Having reviewed all of petitioner's sentencing claims de novo, the Court adopts the Reports' conclusion that the state courts' decision to uphold petitioner's sentence of sixteen years to life was not an unreasonable application of "clearly established Federal law, as determined by the Supreme Court of the United States." 28 U.S.C. § 2254(d)(1).
B. Ineffective Assistance of Counsel Claim
In his Objections to the 2005 Report's recommendation that this Court deny petitioner's ineffective assistance of counsel claim, petitioner argues that his attorney visited him only once, on May 19, 1997, the day before trial. As proof, petitioner offers a letter from the Records Access Officer at the prison, which states that there were no entries in the attorney log book for petitioner on April 14, 1997, or April 29, 1997, the days on which petitioner's counsel claimed in a letter to the Grievance Committee of the Westchester Bar Association that he visited petitioner "in the pens." Because petitioner made this same argument in his amended petition, the 2006 Report squarely rejected it, and petitioner did not object to that portion of the 2006 Report. Nevertheless, the Court has reviewed de novo this portion of the 2006 Report and adopts its conclusion that this new evidence does not establish that the state court employed an "unreasonable application" of the Strickland standard in finding petitioner's counsel was not ineffective. See Strickland v. Washington, 466 U.S. 668, 694 (1984).

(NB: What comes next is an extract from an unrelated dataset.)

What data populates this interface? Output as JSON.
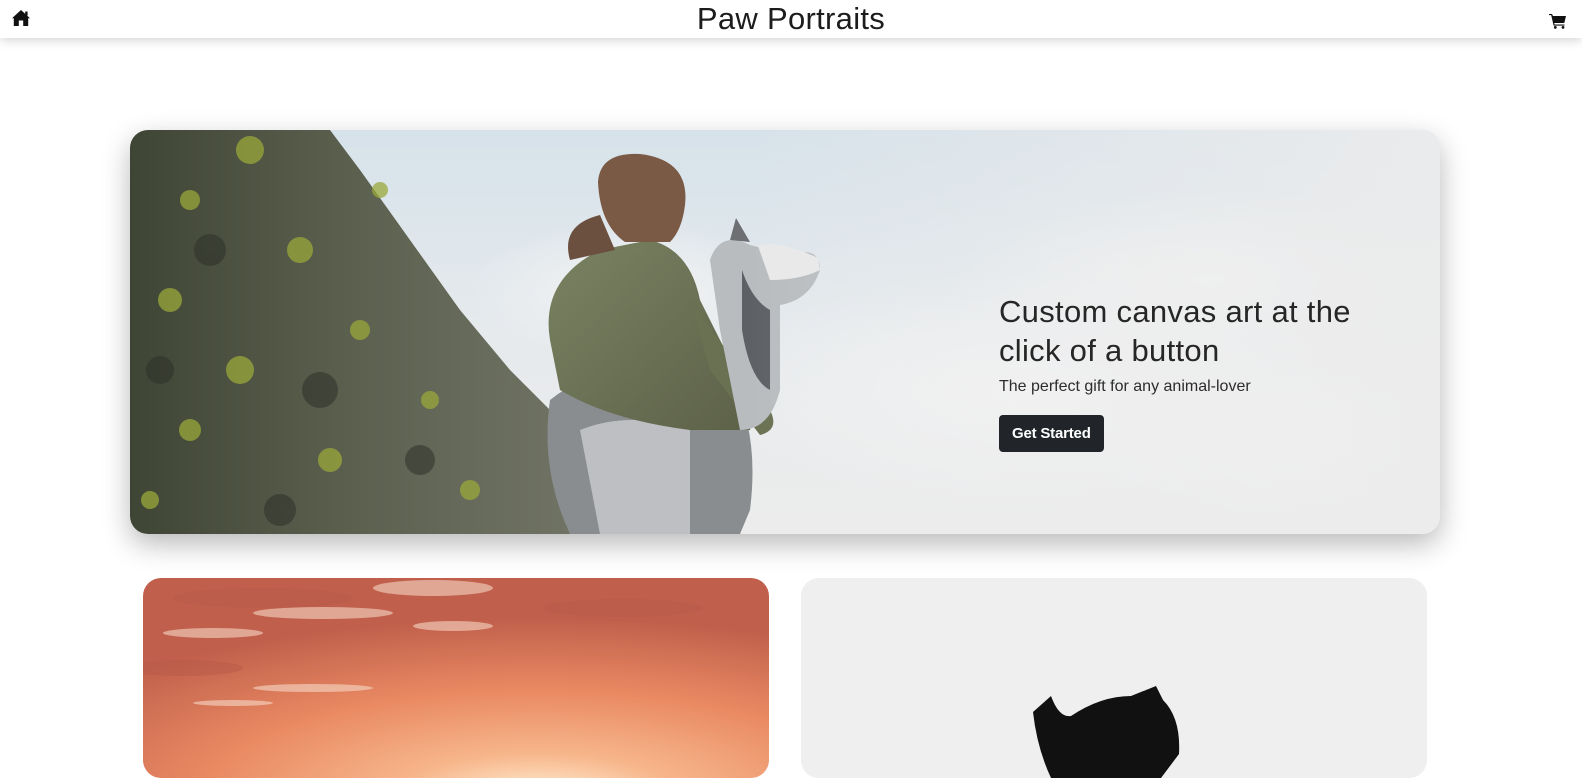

In addition, the Court rejects petitioner's argument that his counsel was ineffective because he advised petitioner to reject the plea offer and accept the judge's offer of a bench trial, with the promise of eight years to life if convicted, rather than risk a jury trial. As explained above, petitioner has not demonstrated that there was a "reasonable probability," see Strickland, 466 U.S. at 694, that his sentence would have been different had he accepted the prosecution's invalid plea offer or proceeded to a jury trial. Because petitioner has not satisfied the Strickland test for ineffective assistance of counsel, he is not entitled to habeas relief on this claim.
C. Legally Sufficient Evidence to Convict
In his 2005 Objections, petitioner presents no new arguments to support his claim that the State did not present sufficient evidence to prove his guilt beyond a reasonable doubt. Instead, he argues that Whitfield lied in her testimony. The Court rejects these Objections. After viewing the evidence in the light most favorable to the prosecution, the Court concludes that a rational trier of fact could have credited Whitfield's testimony and discredited petitioner's testimony. See Jackson v. Virginia, 443 U.S. 307, 319 (1979); United States v. Pierce, 224 F.3d 158, 164 (2d Cir. 2000) ("A defendant shoulders a heavy burden in challenging the sufficiency of evidence supporting a conviction.").
D. Witness Intimidation Claim
Although petitioner did not file an objection to the 2006 Report's conclusion that his witness intimidation claim is unexhausted, the Court has reviewed the record de novo and adopts the Report's conclusion that petitioner has not presented this claim to the state courts. Petitioner must exhaust his claims in state court prior to obtaining federal habeas relief. See O'Sullivan v. Boerckel, 526 U.S. 838, 840 (1999) (noting that rules of comity require that "state prisoners . . . give the state courts one full opportunity to resolve any constitutional issues by invoking one complete round of the State's established appellate review process").
For the reasons stated above, the Court adopts the Reports of Magistrate Judge Ronald L. Ellis in their entirety. The petition for a writ of habeas corpus is denied. In addition, the Court declines to issue a certificate of appealability. The petitioner has not made a substantial showing of a denial of a federal right, and appellate review is therefore not warranted. See Tankleff v. Senkowski, 135 F.3d 235, 241 (2d Cir. 1998). The Court also finds pursuant to 28 U.S.C. 1915(a)(3) that any appeal from this order would not be taken in good faith. See Coppedge v. United States, 369 U.S. 438, 445 (1962). The Clerk of Court shall dismiss this petition.